How to complete this task = Repeat each entry word for word; the images are not part of the copy.

[Information shown Boundary: Start]

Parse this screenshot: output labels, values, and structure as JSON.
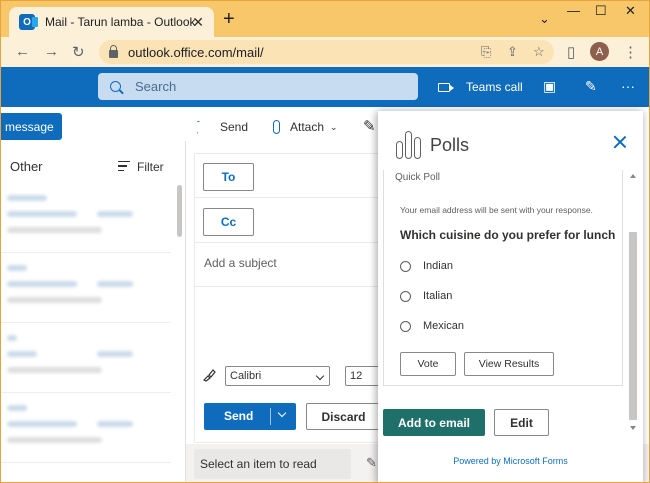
{
  "browser": {
    "tab_title": "Mail - Tarun lamba - Outlook",
    "favicon_letter": "O",
    "tab_close": "✕",
    "new_tab": "+",
    "window_controls": [
      "⌄",
      "—",
      "☐",
      "✕"
    ],
    "url": "outlook.office.com/mail/",
    "nav": {
      "back": "←",
      "forward": "→",
      "reload": "↻"
    },
    "omnibox_icons": [
      "install-icon",
      "share-icon",
      "star-icon"
    ],
    "avatar_letter": "A",
    "menu": "⋮"
  },
  "header": {
    "search_placeholder": "Search",
    "teams_call_label": "Teams call",
    "accent_color": "#0f6cbd"
  },
  "left_pane": {
    "new_message_label": "message",
    "focused_tab": "Other",
    "filter_label": "Filter"
  },
  "compose": {
    "send_command": "Send",
    "attach_command": "Attach",
    "to_label": "To",
    "cc_label": "Cc",
    "subject_placeholder": "Add a subject",
    "font_name": "Calibri",
    "font_size": "12",
    "send_label": "Send",
    "discard_label": "Discard",
    "select_item_text": "Select an item to read"
  },
  "polls": {
    "title": "Polls",
    "poll_name": "Quick Poll",
    "disclaimer": "Your email address will be sent with your response.",
    "question": "Which cuisine do you prefer for lunch",
    "options": [
      "Indian",
      "Italian",
      "Mexican"
    ],
    "vote_label": "Vote",
    "view_results_label": "View Results",
    "add_to_email_label": "Add to email",
    "edit_label": "Edit",
    "powered_by": "Powered by Microsoft Forms",
    "primary_color": "#1f6f6b"
  }
}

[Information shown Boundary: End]

Answer section =
Parse this screenshot: output labels, values, and structure as JSON.
{
  "browser": {
    "tab_title": "Mail - Tarun lamba - Outlook",
    "favicon_letter": "O",
    "tab_close": "✕",
    "new_tab": "+",
    "window_controls": [
      "⌄",
      "—",
      "☐",
      "✕"
    ],
    "url": "outlook.office.com/mail/",
    "nav": {
      "back": "←",
      "forward": "→",
      "reload": "↻"
    },
    "omnibox_icons": [
      "install-icon",
      "share-icon",
      "star-icon"
    ],
    "avatar_letter": "A",
    "menu": "⋮"
  },
  "header": {
    "search_placeholder": "Search",
    "teams_call_label": "Teams call",
    "accent_color": "#0f6cbd"
  },
  "left_pane": {
    "new_message_label": "message",
    "focused_tab": "Other",
    "filter_label": "Filter"
  },
  "compose": {
    "send_command": "Send",
    "attach_command": "Attach",
    "to_label": "To",
    "cc_label": "Cc",
    "subject_placeholder": "Add a subject",
    "font_name": "Calibri",
    "font_size": "12",
    "send_label": "Send",
    "discard_label": "Discard",
    "select_item_text": "Select an item to read"
  },
  "polls": {
    "title": "Polls",
    "poll_name": "Quick Poll",
    "disclaimer": "Your email address will be sent with your response.",
    "question": "Which cuisine do you prefer for lunch",
    "options": [
      "Indian",
      "Italian",
      "Mexican"
    ],
    "vote_label": "Vote",
    "view_results_label": "View Results",
    "add_to_email_label": "Add to email",
    "edit_label": "Edit",
    "powered_by": "Powered by Microsoft Forms",
    "primary_color": "#1f6f6b"
  }
}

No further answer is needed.